After examining the spending of three million Medicare Advantage patients between 2010 and 2017, researchers estimated that the portion of Medicare Advantage spending that qualified for charity assistance surged from 29% to 41% during that time period. Half the drug spending for any given medical condition could be tied to a single pharmaceutical company, on average.

Among the ten most expensive medical conditions covered by Medicare Advantage, the top pharmaceutical manufacturer in the space accounted for 89% of total spending in 2017. (RELATED: Big Pharma Can’t Figure Out How To Cash In On ‘Long COVID’)

One example of a company using the scheme is Takeda. The company sells a drug to treat short-bowel syndrome called Gattex, which held 99.6% of the market for the condition as of 2017. After the Food and Drug Administration (FDA) approved Gattex, a charity was set up to help short-bowel syndrome patients pay for treatments, which Takeda then donated to. Gattex costs nearly $43,000 per month, according to GoodRx.
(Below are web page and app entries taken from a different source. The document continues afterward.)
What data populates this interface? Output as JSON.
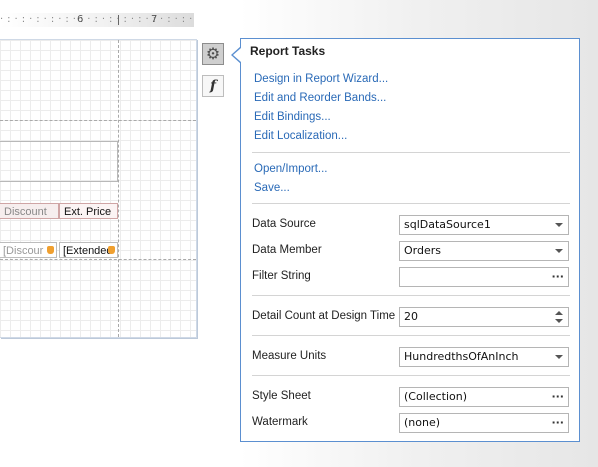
{
  "ruler": {
    "mark6": "6",
    "mark7": "7"
  },
  "designer": {
    "header_cells": [
      "Discount",
      "Ext. Price"
    ],
    "detail_cells": [
      "[Discour",
      "[Extended"
    ]
  },
  "smart_tags": {
    "tasks_icon": "gear-icon",
    "expressions_icon": "fx-icon"
  },
  "panel": {
    "title": "Report Tasks",
    "links": [
      "Design in Report Wizard...",
      "Edit and Reorder Bands...",
      "Edit Bindings...",
      "Edit Localization..."
    ],
    "file_links": [
      "Open/Import...",
      "Save..."
    ],
    "data_source": {
      "label": "Data Source",
      "value": "sqlDataSource1"
    },
    "data_member": {
      "label": "Data Member",
      "value": "Orders"
    },
    "filter_string": {
      "label": "Filter String",
      "value": ""
    },
    "detail_count": {
      "label": "Detail Count at Design Time",
      "value": "20"
    },
    "measure_units": {
      "label": "Measure Units",
      "value": "HundredthsOfAnInch"
    },
    "style_sheet": {
      "label": "Style Sheet",
      "value": "(Collection)"
    },
    "watermark": {
      "label": "Watermark",
      "value": "(none)"
    }
  },
  "colors": {
    "link": "#2a6ab7",
    "panel_border": "#5b8fd0"
  }
}
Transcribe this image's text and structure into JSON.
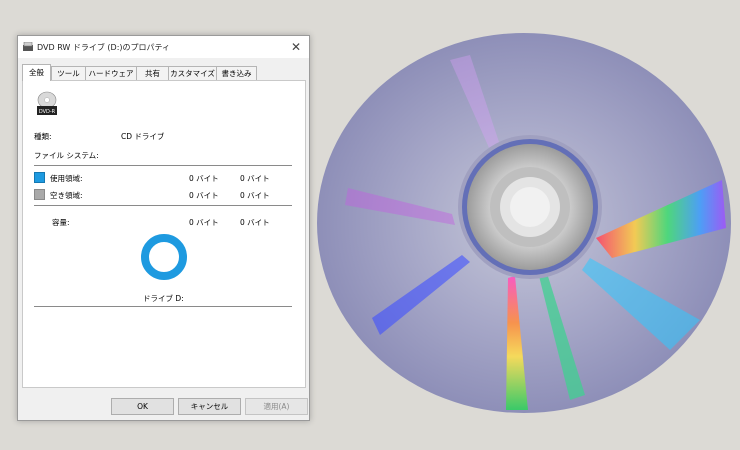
{
  "colors": {
    "used": "#1e9ae0",
    "free": "#a9a9a9",
    "background": "#dcdad5"
  },
  "dialog": {
    "title": "DVD RW ドライブ (D:)のプロパティ",
    "icons": {
      "title": "drive-icon",
      "close": "close-icon",
      "drive": "dvd-r-icon"
    },
    "drive_icon_label": "DVD-R",
    "tabs": [
      "全般",
      "ツール",
      "ハードウェア",
      "共有",
      "カスタマイズ",
      "書き込み"
    ],
    "active_tab": "全般",
    "type_label": "種類:",
    "type_value": "CD ドライブ",
    "filesystem_label": "ファイル システム:",
    "used": {
      "label": "使用領域:",
      "bytes": "0 バイト",
      "size": "0 バイト"
    },
    "free": {
      "label": "空き領域:",
      "bytes": "0 バイト",
      "size": "0 バイト"
    },
    "capacity": {
      "label": "容量:",
      "bytes": "0 バイト",
      "size": "0 バイト"
    },
    "drive_caption": "ドライブ D:",
    "buttons": {
      "ok": "OK",
      "cancel": "キャンセル",
      "apply": "適用(A)"
    }
  }
}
Federal anti-kickback laws are designed to prevent this sort of inducing of payments, but cases like Takeda’s haven’t been prosecuted. The Department of Justice has taken action in some cases of this nature, including shutting down the Caring Voices Coalition for its ties to pharmaceutical companies.